→ ASSIGNMENT
Restate the listing below with no word altered.

→ THE DATA
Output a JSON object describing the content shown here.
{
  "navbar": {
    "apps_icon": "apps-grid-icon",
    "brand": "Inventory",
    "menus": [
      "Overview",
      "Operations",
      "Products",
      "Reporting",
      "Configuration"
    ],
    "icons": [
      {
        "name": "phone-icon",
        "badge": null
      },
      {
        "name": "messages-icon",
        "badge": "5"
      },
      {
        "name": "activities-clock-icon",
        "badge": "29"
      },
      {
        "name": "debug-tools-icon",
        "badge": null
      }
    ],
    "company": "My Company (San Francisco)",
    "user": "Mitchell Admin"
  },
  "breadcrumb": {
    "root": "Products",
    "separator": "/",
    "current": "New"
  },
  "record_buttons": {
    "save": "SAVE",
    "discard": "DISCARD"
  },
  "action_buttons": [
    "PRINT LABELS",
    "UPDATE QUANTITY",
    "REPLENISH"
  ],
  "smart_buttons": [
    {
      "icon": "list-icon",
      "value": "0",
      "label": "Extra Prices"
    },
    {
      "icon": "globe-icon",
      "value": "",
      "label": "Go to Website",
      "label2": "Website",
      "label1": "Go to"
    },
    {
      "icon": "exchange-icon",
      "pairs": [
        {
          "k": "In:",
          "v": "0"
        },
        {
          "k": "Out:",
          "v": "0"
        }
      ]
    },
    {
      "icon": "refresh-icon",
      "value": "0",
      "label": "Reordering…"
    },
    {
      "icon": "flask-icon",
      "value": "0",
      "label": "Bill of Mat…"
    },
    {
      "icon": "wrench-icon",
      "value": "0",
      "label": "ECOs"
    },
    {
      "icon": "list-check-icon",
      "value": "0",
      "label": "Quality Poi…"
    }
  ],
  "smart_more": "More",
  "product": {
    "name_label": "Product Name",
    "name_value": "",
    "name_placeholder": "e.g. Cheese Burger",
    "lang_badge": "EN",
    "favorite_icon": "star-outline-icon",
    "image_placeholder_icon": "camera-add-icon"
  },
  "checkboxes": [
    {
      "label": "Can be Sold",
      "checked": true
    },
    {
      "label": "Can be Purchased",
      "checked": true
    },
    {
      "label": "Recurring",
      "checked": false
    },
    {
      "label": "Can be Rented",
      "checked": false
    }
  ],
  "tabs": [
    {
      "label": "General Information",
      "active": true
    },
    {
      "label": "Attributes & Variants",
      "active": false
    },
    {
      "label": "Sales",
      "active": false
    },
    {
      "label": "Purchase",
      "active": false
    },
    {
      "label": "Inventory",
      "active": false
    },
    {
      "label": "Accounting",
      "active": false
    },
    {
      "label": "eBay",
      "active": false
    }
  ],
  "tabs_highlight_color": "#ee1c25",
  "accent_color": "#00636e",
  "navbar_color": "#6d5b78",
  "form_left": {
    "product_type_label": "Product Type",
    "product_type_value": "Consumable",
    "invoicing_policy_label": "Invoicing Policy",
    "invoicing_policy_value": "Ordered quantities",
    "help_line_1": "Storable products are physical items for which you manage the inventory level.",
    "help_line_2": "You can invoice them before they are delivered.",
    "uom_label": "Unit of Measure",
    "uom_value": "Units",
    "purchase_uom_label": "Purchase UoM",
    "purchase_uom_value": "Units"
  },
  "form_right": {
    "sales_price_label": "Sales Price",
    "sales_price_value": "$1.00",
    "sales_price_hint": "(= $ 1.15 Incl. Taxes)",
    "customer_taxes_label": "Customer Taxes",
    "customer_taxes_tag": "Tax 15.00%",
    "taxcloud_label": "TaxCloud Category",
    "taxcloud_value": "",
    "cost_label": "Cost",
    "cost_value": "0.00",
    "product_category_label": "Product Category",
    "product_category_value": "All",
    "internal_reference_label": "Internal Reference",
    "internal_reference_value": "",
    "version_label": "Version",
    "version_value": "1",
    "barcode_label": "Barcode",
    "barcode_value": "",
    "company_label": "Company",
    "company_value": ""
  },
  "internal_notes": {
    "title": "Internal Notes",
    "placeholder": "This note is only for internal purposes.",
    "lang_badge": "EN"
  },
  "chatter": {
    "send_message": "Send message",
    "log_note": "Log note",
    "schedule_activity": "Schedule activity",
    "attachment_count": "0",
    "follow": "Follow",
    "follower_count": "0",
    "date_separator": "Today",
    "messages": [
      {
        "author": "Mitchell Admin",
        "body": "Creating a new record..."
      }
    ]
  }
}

→ RESULT OF THIS TASK
Output a JSON object describing the content shown here.
{
  "navbar": {
    "apps_icon": "apps-grid-icon",
    "brand": "Inventory",
    "menus": [
      "Overview",
      "Operations",
      "Products",
      "Reporting",
      "Configuration"
    ],
    "icons": [
      {
        "name": "phone-icon",
        "badge": null
      },
      {
        "name": "messages-icon",
        "badge": "5"
      },
      {
        "name": "activities-clock-icon",
        "badge": "29"
      },
      {
        "name": "debug-tools-icon",
        "badge": null
      }
    ],
    "company": "My Company (San Francisco)",
    "user": "Mitchell Admin"
  },
  "breadcrumb": {
    "root": "Products",
    "separator": "/",
    "current": "New"
  },
  "record_buttons": {
    "save": "SAVE",
    "discard": "DISCARD"
  },
  "action_buttons": [
    "PRINT LABELS",
    "UPDATE QUANTITY",
    "REPLENISH"
  ],
  "smart_buttons": [
    {
      "icon": "list-icon",
      "value": "0",
      "label": "Extra Prices"
    },
    {
      "icon": "globe-icon",
      "value": "",
      "label": "Go to Website",
      "label2": "Website",
      "label1": "Go to"
    },
    {
      "icon": "exchange-icon",
      "pairs": [
        {
          "k": "In:",
          "v": "0"
        },
        {
          "k": "Out:",
          "v": "0"
        }
      ]
    },
    {
      "icon": "refresh-icon",
      "value": "0",
      "label": "Reordering…"
    },
    {
      "icon": "flask-icon",
      "value": "0",
      "label": "Bill of Mat…"
    },
    {
      "icon": "wrench-icon",
      "value": "0",
      "label": "ECOs"
    },
    {
      "icon": "list-check-icon",
      "value": "0",
      "label": "Quality Poi…"
    }
  ],
  "smart_more": "More",
  "product": {
    "name_label": "Product Name",
    "name_value": "",
    "name_placeholder": "e.g. Cheese Burger",
    "lang_badge": "EN",
    "favorite_icon": "star-outline-icon",
    "image_placeholder_icon": "camera-add-icon"
  },
  "checkboxes": [
    {
      "label": "Can be Sold",
      "checked": true
    },
    {
      "label": "Can be Purchased",
      "checked": true
    },
    {
      "label": "Recurring",
      "checked": false
    },
    {
      "label": "Can be Rented",
      "checked": false
    }
  ],
  "tabs": [
    {
      "label": "General Information",
      "active": true
    },
    {
      "label": "Attributes & Variants",
      "active": false
    },
    {
      "label": "Sales",
      "active": false
    },
    {
      "label": "Purchase",
      "active": false
    },
    {
      "label": "Inventory",
      "active": false
    },
    {
      "label": "Accounting",
      "active": false
    },
    {
      "label": "eBay",
      "active": false
    }
  ],
  "tabs_highlight_color": "#ee1c25",
  "accent_color": "#00636e",
  "navbar_color": "#6d5b78",
  "form_left": {
    "product_type_label": "Product Type",
    "product_type_value": "Consumable",
    "invoicing_policy_label": "Invoicing Policy",
    "invoicing_policy_value": "Ordered quantities",
    "help_line_1": "Storable products are physical items for which you manage the inventory level.",
    "help_line_2": "You can invoice them before they are delivered.",
    "uom_label": "Unit of Measure",
    "uom_value": "Units",
    "purchase_uom_label": "Purchase UoM",
    "purchase_uom_value": "Units"
  },
  "form_right": {
    "sales_price_label": "Sales Price",
    "sales_price_value": "$1.00",
    "sales_price_hint": "(= $ 1.15 Incl. Taxes)",
    "customer_taxes_label": "Customer Taxes",
    "customer_taxes_tag": "Tax 15.00%",
    "taxcloud_label": "TaxCloud Category",
    "taxcloud_value": "",
    "cost_label": "Cost",
    "cost_value": "0.00",
    "product_category_label": "Product Category",
    "product_category_value": "All",
    "internal_reference_label": "Internal Reference",
    "internal_reference_value": "",
    "version_label": "Version",
    "version_value": "1",
    "barcode_label": "Barcode",
    "barcode_value": "",
    "company_label": "Company",
    "company_value": ""
  },
  "internal_notes": {
    "title": "Internal Notes",
    "placeholder": "This note is only for internal purposes.",
    "lang_badge": "EN"
  },
  "chatter": {
    "send_message": "Send message",
    "log_note": "Log note",
    "schedule_activity": "Schedule activity",
    "attachment_count": "0",
    "follow": "Follow",
    "follower_count": "0",
    "date_separator": "Today",
    "messages": [
      {
        "author": "Mitchell Admin",
        "body": "Creating a new record..."
      }
    ]
  }
}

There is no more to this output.